● **Requirement**: In the data that follows, find each line containing "their" and copy it.

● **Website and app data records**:
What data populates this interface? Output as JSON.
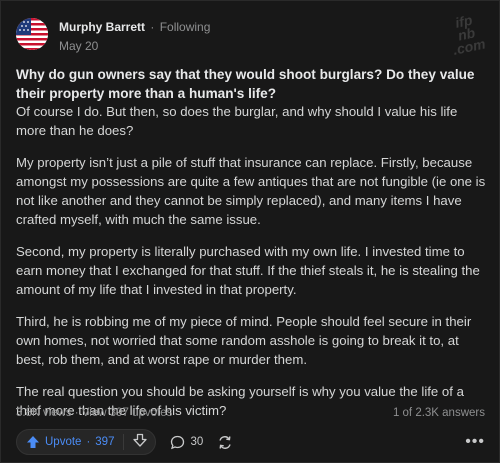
{
  "author": {
    "name": "Murphy Barrett",
    "separator": "·",
    "follow_status": "Following",
    "date": "May 20"
  },
  "question": "Why do gun owners say that they would shoot burglars? Do they value their property more than a human's life?",
  "answer_paragraphs": [
    "Of course I do. But then, so does the burglar, and why should I value his life more than he does?",
    "My property isn’t just a pile of stuff that insurance can replace. Firstly, because amongst my possessions are quite a few antiques that are not fungible (ie one is not like another and they cannot be simply replaced), and many items I have crafted myself, with much the same issue.",
    "Second, my property is literally purchased with my own life. I invested time to earn money that I exchanged for that stuff. If the thief steals it, he is stealing the amount of my life that I invested in that property.",
    "Third, he is robbing me of my piece of mind. People should feel secure in their own homes, not worried that some random asshole is going to break it to, at best, rob them, and at worst rape or murder them.",
    "The real question you should be asking yourself is why you value the life of a thief more than the life of his victim?"
  ],
  "stats": {
    "views_upvotes": "3.8K views · View 397 upvotes",
    "answer_position": "1 of 2.3K answers"
  },
  "actions": {
    "upvote_label": "Upvote",
    "upvote_sep": "·",
    "upvote_count": "397",
    "comment_count": "30",
    "more": "•••"
  },
  "colors": {
    "background": "#181818",
    "upvote_blue": "#4b8cf5",
    "muted_text": "#8e8f90"
  },
  "icons": [
    "us-flag-avatar",
    "upvote-arrow-icon",
    "downvote-arrow-icon",
    "comment-icon",
    "share-icon",
    "more-icon"
  ]
}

● **Task response**:
  "question": "Why do gun owners say that they would shoot burglars? Do they value their property more than a human's life?",
    "Third, he is robbing me of my piece of mind. People should feel secure in their own homes, not worried that some random asshole is going to break it to, at best, rob them, and at worst rape or murder them.",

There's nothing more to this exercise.